$3M state grant will fund second phase of major Wisconsin Avenue reconstruction
Wisconsin Avenue is set for a major overhaul in the upcoming year.
A $3 million Rebuild Illinois Downtowns and Main Streets program grant to Peoria Public Works is extending the scope of that work, originally concentrated from Forrest Hill to McClure Avenue, down to Nebraska Avenue.
A group of about 25 people recently conducted a walk audit of Wisconsin Avenue.
Nick McMillion with Peoria Public Works said Wisconsin is a "unique road" presenting its own challenges.
"Mainly what we heard from that from that walkout, it was better sidewalks or or more continuous sidewalks," McMillion said.
He said many students walk to Von Steuben Middle School or Glen Oak Community Learning Center, and a lack of consistent sidewalks means, sometimes, students are forced to walk in the street.

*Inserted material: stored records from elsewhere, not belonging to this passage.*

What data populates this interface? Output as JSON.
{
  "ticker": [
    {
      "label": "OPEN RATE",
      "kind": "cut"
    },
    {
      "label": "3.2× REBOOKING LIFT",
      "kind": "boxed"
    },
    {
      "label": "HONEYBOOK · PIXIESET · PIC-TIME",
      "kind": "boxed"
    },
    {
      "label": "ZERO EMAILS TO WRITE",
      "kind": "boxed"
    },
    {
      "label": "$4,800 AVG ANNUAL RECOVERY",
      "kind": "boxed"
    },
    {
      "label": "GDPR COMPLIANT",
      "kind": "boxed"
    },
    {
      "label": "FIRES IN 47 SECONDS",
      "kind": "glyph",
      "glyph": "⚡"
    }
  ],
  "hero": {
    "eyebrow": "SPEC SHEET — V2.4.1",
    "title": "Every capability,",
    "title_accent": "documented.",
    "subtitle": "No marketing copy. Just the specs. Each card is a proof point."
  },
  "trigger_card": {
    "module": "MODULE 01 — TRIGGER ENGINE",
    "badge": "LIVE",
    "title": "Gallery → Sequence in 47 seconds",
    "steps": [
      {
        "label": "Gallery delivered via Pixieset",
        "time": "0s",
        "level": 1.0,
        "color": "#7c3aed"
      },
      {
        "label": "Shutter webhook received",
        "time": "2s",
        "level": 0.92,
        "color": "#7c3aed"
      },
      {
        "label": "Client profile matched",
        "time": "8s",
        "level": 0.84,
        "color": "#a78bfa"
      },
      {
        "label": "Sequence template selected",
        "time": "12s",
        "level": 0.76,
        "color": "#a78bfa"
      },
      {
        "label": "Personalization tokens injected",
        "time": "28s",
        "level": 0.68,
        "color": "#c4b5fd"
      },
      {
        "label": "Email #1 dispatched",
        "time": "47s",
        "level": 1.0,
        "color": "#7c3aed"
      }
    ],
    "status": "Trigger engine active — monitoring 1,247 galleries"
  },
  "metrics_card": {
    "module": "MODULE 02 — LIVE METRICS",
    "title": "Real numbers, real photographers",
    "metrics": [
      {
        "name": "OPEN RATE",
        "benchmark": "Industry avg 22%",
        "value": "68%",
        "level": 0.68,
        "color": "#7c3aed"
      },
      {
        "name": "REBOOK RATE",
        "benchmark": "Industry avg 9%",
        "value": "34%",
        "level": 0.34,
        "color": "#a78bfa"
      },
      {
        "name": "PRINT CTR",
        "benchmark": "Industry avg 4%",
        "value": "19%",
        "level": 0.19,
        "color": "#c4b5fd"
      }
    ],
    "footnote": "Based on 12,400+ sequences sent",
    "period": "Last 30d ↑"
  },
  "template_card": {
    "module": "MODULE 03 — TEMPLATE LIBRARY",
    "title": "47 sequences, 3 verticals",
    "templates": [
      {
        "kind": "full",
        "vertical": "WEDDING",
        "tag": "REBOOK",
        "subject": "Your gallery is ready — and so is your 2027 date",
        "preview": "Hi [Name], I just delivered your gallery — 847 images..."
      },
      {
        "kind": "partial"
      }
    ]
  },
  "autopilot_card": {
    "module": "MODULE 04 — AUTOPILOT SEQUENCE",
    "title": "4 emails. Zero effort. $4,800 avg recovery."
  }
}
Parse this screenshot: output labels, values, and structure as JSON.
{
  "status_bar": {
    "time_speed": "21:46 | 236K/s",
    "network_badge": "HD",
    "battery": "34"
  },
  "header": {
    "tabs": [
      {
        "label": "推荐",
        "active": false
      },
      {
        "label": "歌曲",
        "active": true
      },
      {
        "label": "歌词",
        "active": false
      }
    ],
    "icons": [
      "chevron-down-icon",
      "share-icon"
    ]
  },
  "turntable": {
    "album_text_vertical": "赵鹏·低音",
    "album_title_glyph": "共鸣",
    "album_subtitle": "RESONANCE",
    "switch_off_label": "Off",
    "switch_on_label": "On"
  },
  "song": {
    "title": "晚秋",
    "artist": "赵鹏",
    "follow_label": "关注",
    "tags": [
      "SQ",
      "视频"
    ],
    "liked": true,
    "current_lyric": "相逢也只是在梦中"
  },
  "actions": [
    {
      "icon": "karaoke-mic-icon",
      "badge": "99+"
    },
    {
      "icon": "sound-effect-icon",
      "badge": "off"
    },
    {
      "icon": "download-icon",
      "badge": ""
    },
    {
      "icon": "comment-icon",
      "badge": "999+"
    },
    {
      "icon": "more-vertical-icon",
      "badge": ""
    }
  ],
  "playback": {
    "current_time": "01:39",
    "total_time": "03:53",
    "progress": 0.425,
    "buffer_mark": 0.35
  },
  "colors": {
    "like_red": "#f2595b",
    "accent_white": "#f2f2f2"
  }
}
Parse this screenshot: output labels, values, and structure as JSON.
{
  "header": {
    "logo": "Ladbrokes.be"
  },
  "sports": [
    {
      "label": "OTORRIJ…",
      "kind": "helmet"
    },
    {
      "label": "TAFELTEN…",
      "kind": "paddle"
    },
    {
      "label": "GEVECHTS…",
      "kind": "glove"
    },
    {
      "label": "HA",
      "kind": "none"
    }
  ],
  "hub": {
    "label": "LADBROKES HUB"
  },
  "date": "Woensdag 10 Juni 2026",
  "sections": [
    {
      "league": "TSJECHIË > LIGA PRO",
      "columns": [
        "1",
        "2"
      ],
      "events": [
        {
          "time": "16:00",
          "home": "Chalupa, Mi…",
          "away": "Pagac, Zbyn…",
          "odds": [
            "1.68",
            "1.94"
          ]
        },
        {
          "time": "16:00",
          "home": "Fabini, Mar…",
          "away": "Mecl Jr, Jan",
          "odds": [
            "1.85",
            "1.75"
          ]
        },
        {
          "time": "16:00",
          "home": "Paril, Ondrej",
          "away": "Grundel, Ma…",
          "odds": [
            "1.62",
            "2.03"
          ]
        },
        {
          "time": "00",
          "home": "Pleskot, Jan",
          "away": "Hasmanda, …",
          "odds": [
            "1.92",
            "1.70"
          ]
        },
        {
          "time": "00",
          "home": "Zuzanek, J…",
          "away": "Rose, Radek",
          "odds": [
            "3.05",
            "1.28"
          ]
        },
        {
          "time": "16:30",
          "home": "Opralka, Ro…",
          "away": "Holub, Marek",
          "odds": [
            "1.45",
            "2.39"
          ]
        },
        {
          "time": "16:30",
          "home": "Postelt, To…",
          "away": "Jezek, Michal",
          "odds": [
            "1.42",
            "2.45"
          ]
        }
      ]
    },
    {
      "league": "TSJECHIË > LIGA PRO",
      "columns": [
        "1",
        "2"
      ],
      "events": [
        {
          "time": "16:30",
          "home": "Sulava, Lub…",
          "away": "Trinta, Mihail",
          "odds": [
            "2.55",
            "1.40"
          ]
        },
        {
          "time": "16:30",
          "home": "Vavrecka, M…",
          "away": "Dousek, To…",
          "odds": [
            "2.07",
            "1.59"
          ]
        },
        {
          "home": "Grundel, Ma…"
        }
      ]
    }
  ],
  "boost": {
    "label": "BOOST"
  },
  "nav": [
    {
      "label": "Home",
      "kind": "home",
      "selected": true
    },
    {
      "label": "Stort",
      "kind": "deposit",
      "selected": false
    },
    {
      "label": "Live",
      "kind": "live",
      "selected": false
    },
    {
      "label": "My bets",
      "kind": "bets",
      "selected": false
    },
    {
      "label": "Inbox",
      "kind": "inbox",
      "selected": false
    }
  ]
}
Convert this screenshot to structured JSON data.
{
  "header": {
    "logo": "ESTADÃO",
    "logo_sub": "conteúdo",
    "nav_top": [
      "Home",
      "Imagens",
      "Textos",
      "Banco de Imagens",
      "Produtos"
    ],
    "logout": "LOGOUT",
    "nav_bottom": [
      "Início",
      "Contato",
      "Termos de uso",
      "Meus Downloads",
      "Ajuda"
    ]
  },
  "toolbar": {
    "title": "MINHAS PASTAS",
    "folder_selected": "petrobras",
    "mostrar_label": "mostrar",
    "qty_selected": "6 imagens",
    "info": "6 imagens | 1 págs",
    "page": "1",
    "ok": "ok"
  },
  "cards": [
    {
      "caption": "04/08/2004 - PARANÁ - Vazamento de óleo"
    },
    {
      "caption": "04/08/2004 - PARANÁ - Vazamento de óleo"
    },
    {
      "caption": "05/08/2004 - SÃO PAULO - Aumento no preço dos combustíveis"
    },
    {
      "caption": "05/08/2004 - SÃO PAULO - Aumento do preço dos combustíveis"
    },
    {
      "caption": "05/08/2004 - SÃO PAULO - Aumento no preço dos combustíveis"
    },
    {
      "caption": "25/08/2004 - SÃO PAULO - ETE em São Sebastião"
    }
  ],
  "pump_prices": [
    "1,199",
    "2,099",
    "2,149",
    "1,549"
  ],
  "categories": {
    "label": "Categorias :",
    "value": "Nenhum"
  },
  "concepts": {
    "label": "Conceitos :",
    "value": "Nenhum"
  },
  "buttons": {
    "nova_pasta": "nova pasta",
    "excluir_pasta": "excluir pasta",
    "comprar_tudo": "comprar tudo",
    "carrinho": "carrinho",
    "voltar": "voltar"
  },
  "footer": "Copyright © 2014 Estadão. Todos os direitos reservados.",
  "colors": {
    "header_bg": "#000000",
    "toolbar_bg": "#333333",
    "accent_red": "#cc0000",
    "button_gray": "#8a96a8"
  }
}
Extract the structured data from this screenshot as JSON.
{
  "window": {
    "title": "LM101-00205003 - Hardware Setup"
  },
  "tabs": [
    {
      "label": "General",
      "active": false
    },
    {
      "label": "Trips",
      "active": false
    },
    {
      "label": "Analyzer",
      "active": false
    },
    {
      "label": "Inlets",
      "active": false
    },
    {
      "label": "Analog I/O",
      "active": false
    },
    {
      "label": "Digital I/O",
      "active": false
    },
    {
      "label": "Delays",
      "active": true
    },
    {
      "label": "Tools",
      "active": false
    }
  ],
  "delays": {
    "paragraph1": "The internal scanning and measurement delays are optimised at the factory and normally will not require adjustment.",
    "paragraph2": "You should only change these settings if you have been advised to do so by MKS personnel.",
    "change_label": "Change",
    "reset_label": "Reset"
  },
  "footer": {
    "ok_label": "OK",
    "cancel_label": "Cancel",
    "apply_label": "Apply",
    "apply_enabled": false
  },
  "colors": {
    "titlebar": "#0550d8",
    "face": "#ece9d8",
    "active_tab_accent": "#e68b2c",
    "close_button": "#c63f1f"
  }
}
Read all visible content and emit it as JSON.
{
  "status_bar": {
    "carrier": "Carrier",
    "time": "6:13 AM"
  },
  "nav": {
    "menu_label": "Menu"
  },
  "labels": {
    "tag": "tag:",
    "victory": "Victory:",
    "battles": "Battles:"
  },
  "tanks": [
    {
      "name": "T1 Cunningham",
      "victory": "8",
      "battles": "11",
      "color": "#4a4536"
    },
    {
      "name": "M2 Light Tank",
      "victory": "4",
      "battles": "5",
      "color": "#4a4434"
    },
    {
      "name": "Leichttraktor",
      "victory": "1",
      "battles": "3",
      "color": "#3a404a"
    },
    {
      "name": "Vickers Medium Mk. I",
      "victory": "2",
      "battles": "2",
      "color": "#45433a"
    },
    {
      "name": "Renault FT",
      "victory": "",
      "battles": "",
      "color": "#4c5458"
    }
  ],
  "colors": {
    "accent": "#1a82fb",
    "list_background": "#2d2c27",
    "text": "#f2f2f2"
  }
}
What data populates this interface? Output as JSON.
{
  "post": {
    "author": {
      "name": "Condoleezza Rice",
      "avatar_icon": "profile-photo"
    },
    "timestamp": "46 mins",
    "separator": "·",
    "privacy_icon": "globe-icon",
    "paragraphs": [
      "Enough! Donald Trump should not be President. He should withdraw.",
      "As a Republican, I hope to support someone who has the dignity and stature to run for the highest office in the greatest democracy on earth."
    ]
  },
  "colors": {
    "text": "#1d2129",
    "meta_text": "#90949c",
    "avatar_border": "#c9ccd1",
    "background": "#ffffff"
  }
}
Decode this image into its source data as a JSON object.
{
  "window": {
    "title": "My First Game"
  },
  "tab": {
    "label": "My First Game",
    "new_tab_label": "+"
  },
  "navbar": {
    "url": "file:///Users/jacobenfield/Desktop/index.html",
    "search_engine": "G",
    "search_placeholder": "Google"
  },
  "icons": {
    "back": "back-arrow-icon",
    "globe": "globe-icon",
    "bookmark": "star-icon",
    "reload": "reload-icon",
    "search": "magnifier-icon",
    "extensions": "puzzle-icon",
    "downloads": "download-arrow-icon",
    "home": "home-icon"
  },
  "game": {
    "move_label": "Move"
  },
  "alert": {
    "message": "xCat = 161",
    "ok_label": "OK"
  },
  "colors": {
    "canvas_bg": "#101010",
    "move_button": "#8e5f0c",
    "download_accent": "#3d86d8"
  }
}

The sidewalks also are a challenge for patients at the Heartland Health Services clinic in the former Kroger plaza.
"After sidewalks, we heard concerns that speeding was an issue up and down Wisconsin," said McMillion. "So, we're looking at different traffic calming devices or designs that we could use, and also parking as well."
Some stretches of Wisconsin have street parking, while others do not. The same goes for sidewalks and bike lanes.
Utility poles embedded in the sidewalks on the west side of the roadway are a design challenge. A few different reconfigurations are under consideration, including moving street parking and sidewalks to the west side while shifting a multi-use path to the east; moving parking west while moving the sidewalk and shared-use path to the east side of the road; or maintaining the existing parking layout, moving a sidewalk to the west side, and a shared-use path to the east side.
Raised pedestrian crossings with flashing pedestrian signals at Corrington and Gift also are possibilities.
McMillion said improved street lighting is an aspect the city is closely eyeing, too.
"I don't want to say it's a forgotten aspect when you're talking about rebuilding a road, but it's something that can get lost in the back of people's mind that, hey, lighting is probably just as important, as the different road concepts and design, because it's a safety feature," he said.
McMillion said the ultimate hope is that an improved Wisconsin Avenue configuration could spur business and residential growth along the East Bluff corridor.
"It is a very vital part to the city. And ultimately, if we can create a design that works for everyone or meets the majority of people's needs, what they're wanting, ultimately, we can kind of revitalize that area," he said.
Bidding is slated for this winter, with construction anticipated in the spring and summer of 2023.